Accuracy in Media

Thursday afternoon The New York Times sent shockwaves throughout the political media landscape with a scathing editorial about President Obama. They said that his Administration had “lost all credibility” after it was revealed that the Federal Bureau of Investigation and the National Security Agency had used the Patriot Act to obtain a secret warrant “to compel Verizon’s business services division to turn over data on every single call that went through its system.”

new-york-times-headquartersThis was quite a reversal for the Times, which “enthusiastically” endorsed Obama for reelection last year and has until recently been generally reluctant to criticize the President, even in the face of mounting scandals.

The reaction to the editorial was swift, and apparently unexpected. The website Gawker reports that by Thursday evening, the editorial was changed to soften the criticism:

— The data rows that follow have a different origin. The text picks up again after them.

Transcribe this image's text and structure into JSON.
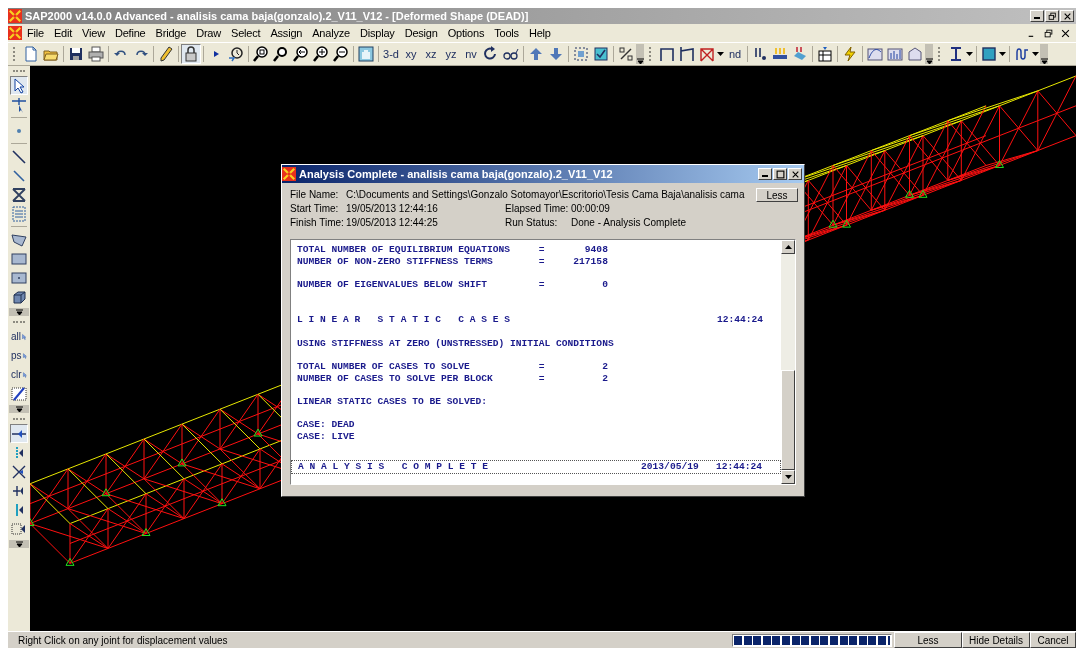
{
  "window": {
    "title": "SAP2000 v14.0.0 Advanced  - analisis cama baja(gonzalo).2_V11_V12 - [Deformed Shape (DEAD)]"
  },
  "menu": [
    "File",
    "Edit",
    "View",
    "Define",
    "Bridge",
    "Draw",
    "Select",
    "Assign",
    "Analyze",
    "Display",
    "Design",
    "Options",
    "Tools",
    "Help"
  ],
  "toolbar": [
    {
      "kind": "grip"
    },
    {
      "kind": "icon"
    },
    {
      "kind": "icon"
    },
    {
      "kind": "sep"
    },
    {
      "kind": "icon"
    },
    {
      "kind": "icon"
    },
    {
      "kind": "sep"
    },
    {
      "kind": "icon"
    },
    {
      "kind": "icon"
    },
    {
      "kind": "sep"
    },
    {
      "kind": "icon"
    },
    {
      "kind": "sep"
    },
    {
      "kind": "icon",
      "pressed": true
    },
    {
      "kind": "sep"
    },
    {
      "kind": "icon"
    },
    {
      "kind": "icon"
    },
    {
      "kind": "sep"
    },
    {
      "kind": "icon"
    },
    {
      "kind": "icon"
    },
    {
      "kind": "icon"
    },
    {
      "kind": "icon"
    },
    {
      "kind": "icon"
    },
    {
      "kind": "sep"
    },
    {
      "kind": "icon"
    },
    {
      "kind": "sep"
    },
    {
      "kind": "text",
      "label": "3-d"
    },
    {
      "kind": "text",
      "label": "xy"
    },
    {
      "kind": "text",
      "label": "xz"
    },
    {
      "kind": "text",
      "label": "yz"
    },
    {
      "kind": "text",
      "label": "nv"
    },
    {
      "kind": "icon"
    },
    {
      "kind": "icon"
    },
    {
      "kind": "sep"
    },
    {
      "kind": "icon"
    },
    {
      "kind": "icon"
    },
    {
      "kind": "sep"
    },
    {
      "kind": "icon"
    },
    {
      "kind": "icon"
    },
    {
      "kind": "sep"
    },
    {
      "kind": "icon"
    },
    {
      "kind": "more"
    },
    {
      "kind": "grip"
    },
    {
      "kind": "icon"
    },
    {
      "kind": "icon"
    },
    {
      "kind": "icon"
    },
    {
      "kind": "caret"
    },
    {
      "kind": "text",
      "label": "nd"
    },
    {
      "kind": "sep"
    },
    {
      "kind": "icon"
    },
    {
      "kind": "icon"
    },
    {
      "kind": "icon"
    },
    {
      "kind": "sep"
    },
    {
      "kind": "icon"
    },
    {
      "kind": "sep"
    },
    {
      "kind": "icon"
    },
    {
      "kind": "sep"
    },
    {
      "kind": "icon"
    },
    {
      "kind": "icon"
    },
    {
      "kind": "icon"
    },
    {
      "kind": "more"
    },
    {
      "kind": "grip"
    },
    {
      "kind": "icon"
    },
    {
      "kind": "caret"
    },
    {
      "kind": "sep"
    },
    {
      "kind": "icon"
    },
    {
      "kind": "caret"
    },
    {
      "kind": "sep"
    },
    {
      "kind": "icon"
    },
    {
      "kind": "caret"
    },
    {
      "kind": "more"
    }
  ],
  "side_toolbar": [
    {
      "kind": "grip"
    },
    {
      "kind": "icon",
      "pressed": true
    },
    {
      "kind": "icon"
    },
    {
      "kind": "sep"
    },
    {
      "kind": "icon"
    },
    {
      "kind": "sep"
    },
    {
      "kind": "icon"
    },
    {
      "kind": "icon"
    },
    {
      "kind": "icon"
    },
    {
      "kind": "icon"
    },
    {
      "kind": "sep"
    },
    {
      "kind": "icon"
    },
    {
      "kind": "icon"
    },
    {
      "kind": "icon"
    },
    {
      "kind": "icon"
    },
    {
      "kind": "more"
    },
    {
      "kind": "grip"
    },
    {
      "kind": "text",
      "label": "all"
    },
    {
      "kind": "text",
      "label": "ps"
    },
    {
      "kind": "text",
      "label": "clr"
    },
    {
      "kind": "icon"
    },
    {
      "kind": "more"
    },
    {
      "kind": "grip"
    },
    {
      "kind": "icon",
      "pressed": true
    },
    {
      "kind": "icon"
    },
    {
      "kind": "icon"
    },
    {
      "kind": "icon"
    },
    {
      "kind": "icon"
    },
    {
      "kind": "icon"
    },
    {
      "kind": "more"
    }
  ],
  "dialog": {
    "title": "Analysis Complete - analisis cama baja(gonzalo).2_V11_V12",
    "file_name": {
      "label": "File Name:",
      "value": "C:\\Documents and Settings\\Gonzalo Sotomayor\\Escritorio\\Tesis Cama Baja\\analisis cama"
    },
    "fields": [
      {
        "label": "Start Time:",
        "value": "19/05/2013 12:44:16"
      },
      {
        "label": "Elapsed Time:",
        "value": "00:00:09"
      },
      {
        "label": "Finish Time:",
        "value": "19/05/2013  12:44:25"
      },
      {
        "label": "Run Status:",
        "value": "Done - Analysis Complete"
      }
    ],
    "less_button": "Less",
    "log": [
      {
        "kind": "line",
        "text": "TOTAL NUMBER OF EQUILIBRIUM EQUATIONS     =       9408"
      },
      {
        "kind": "line",
        "text": "NUMBER OF NON-ZERO STIFFNESS TERMS        =     217158"
      },
      {
        "kind": "blank"
      },
      {
        "kind": "line",
        "text": "NUMBER OF EIGENVALUES BELOW SHIFT         =          0"
      },
      {
        "kind": "blank"
      },
      {
        "kind": "blank"
      },
      {
        "kind": "line",
        "text": "L I N E A R   S T A T I C   C A S E S",
        "right": "12:44:24"
      },
      {
        "kind": "blank"
      },
      {
        "kind": "line",
        "text": "USING STIFFNESS AT ZERO (UNSTRESSED) INITIAL CONDITIONS"
      },
      {
        "kind": "blank"
      },
      {
        "kind": "line",
        "text": "TOTAL NUMBER OF CASES TO SOLVE            =          2"
      },
      {
        "kind": "line",
        "text": "NUMBER OF CASES TO SOLVE PER BLOCK        =          2"
      },
      {
        "kind": "blank"
      },
      {
        "kind": "line",
        "text": "LINEAR STATIC CASES TO BE SOLVED:"
      },
      {
        "kind": "blank"
      },
      {
        "kind": "line",
        "text": "CASE: DEAD"
      },
      {
        "kind": "line",
        "text": "CASE: LIVE"
      },
      {
        "kind": "blank"
      },
      {
        "kind": "banner",
        "text": "A N A L Y S I S   C O M P L E T E",
        "right": "2013/05/19   12:44:24"
      }
    ]
  },
  "status_bar": {
    "text": "Right Click on any joint for displacement values",
    "progress": {
      "level": 1
    },
    "buttons": [
      "Less",
      "Hide Details",
      "Cancel"
    ]
  }
}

This evening, after a full day of news outlets sharing the Times editorial, and after the Guardian dropped yet another bombshell about governmental spying, the website NewsDiffs (and others) are reporting that theTimes editorial board appears to have quietly crept into its now famous rebuke and, for reasons undeclared, updated the claim that the administration is no longer credible. The sentence now reads, “The administration has now lost all credibility on this issue,” referring to “transparency and accountability,” which is quite a different statement altogether. The paper also seems to have added sentences referencing the new Guardian article.

While it isn’t uncommon for newspapers to adjust online articles to reflect new information, or to tweak them before appearing in print, this doesn’t appear to be the case in this instance.

The Times was right the first time and should have stuck by their words, rather than kowtowing to an administration whose growing list of scandals is giving transparency a bad name.

Ready to fight back against media bias?
Join us by donating to AIM today.


Comments are turned off for this article.